Abstract | Full Text

Apart from a keen interest in materials, constructions and dating, Dutch housing research of the past fifty years has been dominated by a typological approach in which the typology of a house is equated with the floor plan, in combination with the external appearance of the building volume. In 2014 this approach was severely criticized in the doctoral thesis of Petra Maclot, who pointed out that it had led to untenable generalizations and ignores the functional use of the dwellings and their social ranking.  This article investigates how sixteenth-century Amsterdam houses were laid out and used by residents from various social classes and occupational groups. The aim is to shed light on what spatial solutions existed for giving form to housing requirements.
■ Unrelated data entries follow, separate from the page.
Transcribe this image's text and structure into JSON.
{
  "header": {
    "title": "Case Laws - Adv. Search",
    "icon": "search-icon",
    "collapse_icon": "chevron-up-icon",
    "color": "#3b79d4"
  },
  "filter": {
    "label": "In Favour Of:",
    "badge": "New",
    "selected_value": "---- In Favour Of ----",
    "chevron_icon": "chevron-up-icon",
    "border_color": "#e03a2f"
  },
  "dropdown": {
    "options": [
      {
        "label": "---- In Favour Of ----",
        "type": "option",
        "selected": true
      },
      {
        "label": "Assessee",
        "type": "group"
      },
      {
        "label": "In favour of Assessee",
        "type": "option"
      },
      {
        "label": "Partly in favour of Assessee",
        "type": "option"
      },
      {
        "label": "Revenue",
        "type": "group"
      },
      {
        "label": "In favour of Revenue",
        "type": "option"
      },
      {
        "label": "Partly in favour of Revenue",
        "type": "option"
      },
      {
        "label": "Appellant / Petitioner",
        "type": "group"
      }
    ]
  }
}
The estate inventories of the possessions of Amsterdam residents who had fled the city for religious reasons, drawn up in 1567 and 1568 at the behest of the city administration, are an especially rich source of information, owing to the inclusion of a great many spatial indications. These inventories, when combined with details of the occupation and social status of the residents and with details of the material manifestation of the house, provide insight into the internal spatial structure and use of a number of houses. The study looked at the possibility of accommodating various functions in the houses and examined how multifunctional and monofunctional spaces were used by different social groups. In a number of cases, thanks to tax assessment registers and other sources, it was possible to discover which houses these inventories referred to and their rental value. This was an important aid in assessing whether the spatial manifestation of the house could indeed be hooglinked to a social category or occupational group, and in ascertaining to what extent the value of the house was representative of the occupational group in question.  A division into three income brackets helps to make a rough classification of houses and their users, although it does have a few important drawbacks. Chief of these is the place where the house stands; one neighbourhood is more expensive than another, with the result that a small house in such a neighbourhood is considerably more expensive than a comparable house in a less attractive location. Thus occupational group and income are not definitive indicators of the physical form of the resident’s house. Estate inventories, combined with the occupation of the owner or resident and the rental value of the house, obviously provide greater insight into the appearance and status of the individual house and make it possible to recognize differences between houses that would appear to be roughly equivalent in spatial–typological terms. Research into spatial indications – and ideally into the space itself, if that is possible in the context of building history research – will in turn help our understanding of the layout of the house. The details that can be obtained from the estate inventories show the degree to which the traditional typological and material-based approach to the dwelling tells only part of the story with respect to a broad understanding of the dwelling in history. In the past in Amsterdam, building history details have usually been conceived as material phenomena, without further classification according to time, place and social significance. A functional approach to the dwelling in its social context is therefore urgently needed.